Through the CPRL Education Practicum, Stern MBA students have the opportunity to work with a consortium of business, policy, education, and law students from top tier upper-level graduate programs. This is an intensive, full-semester seminar and practicum in the theory and methods of managing, governing, and transforming public- and social-sector organizations in P-12 education. Hosted at Columbia, this experiential learning offering is structured with three components: A Seminar in the design, governance, transformation and democratic accountability of public sector organizations; Professional Skills Training in the competencies required for success as managers and leaders of modern public- and social- sector organizations; and a high-priority, professionally guided Consulting Project where students support education organizations in thinking through challenging issues and provide actionable solutions.
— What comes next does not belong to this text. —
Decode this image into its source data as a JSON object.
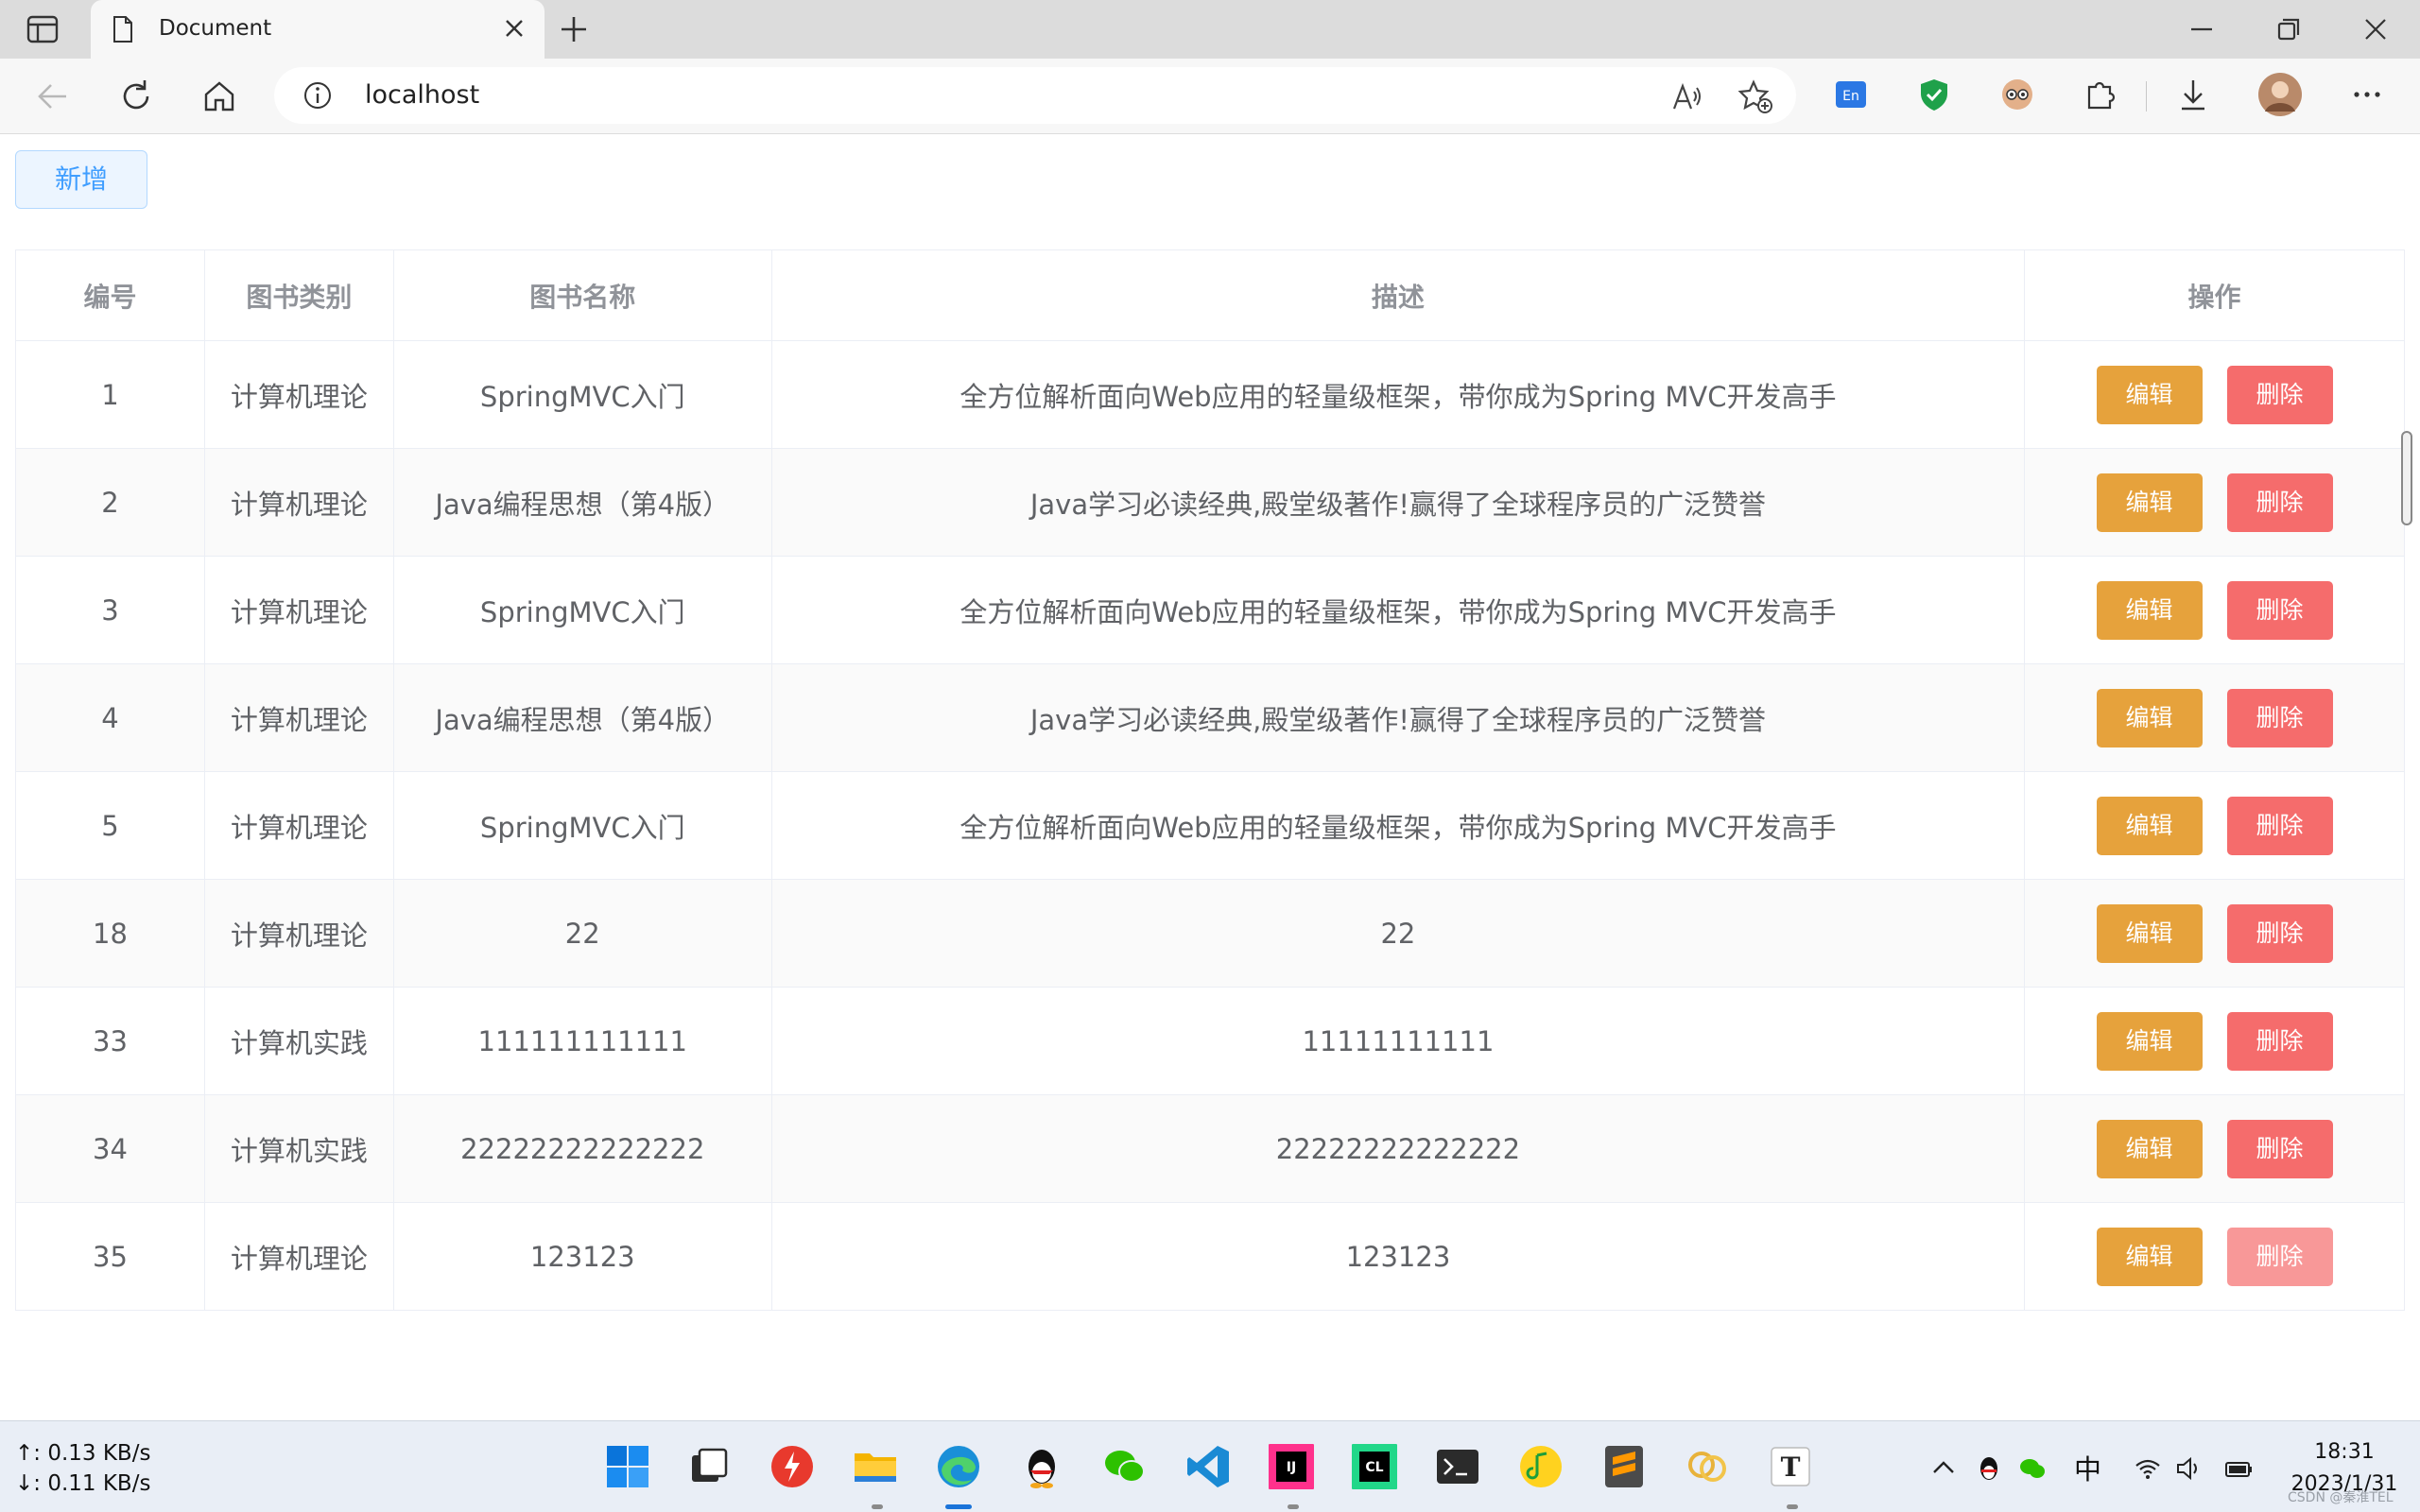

James S. Liebman, Columbia Law professor and former senior official at the New York City Department of Education leads the course and conducts its academic seminar. More information can be found at:

Stern Signature Projects
Faculty: TBD
Date/Time: TBD
To apply, see Office of Student Engagement

Stern Signature Projects (SSP) is an experiential platform that provides unique applied learning opportunities which align Stern MBAs with leading faculty and research centers with the NYU network to tackle complex questions and leverage system-level thinking to help solve some of the greatest challenges of the 21st century. Anyone can read business concepts in a textbook, but through SSP our students have the chance to tackle those issues in real time.

Information, Operations, and Management Sciences

OPS in ENT: Las Vegas
OPMG-GB.2313.0A (3.0 Credits)
Prof. Harry Chernoff
Trip and Pre-/Post-trip meetings (see syllabus)
See syllabus for application

When we think of entertainment, perhaps the most popular location that comes to mind is Las Vegas. Behind the glitter and excitement in Las Vegas are industries dedicated to supplying entertainment to customers. Operations addresses the supply side of business, including how products are produced and how services are supplied. This course goes behind the scenes in Las Vegas to observe and analyze the operations involved in performing this supply function. It presents an opportunity to observe and study the entertainment industry including strategy formation and decision-making that are quite unique. The underlying driver is certainly gaming, but the industries surrounding the various forms of gambling have become major profit centers separate from the millions made on the casino floors. During a one-week visit to Las Vegas, students will observe and study some of the major operating industries that comprise the broad scope of entertainment in this city.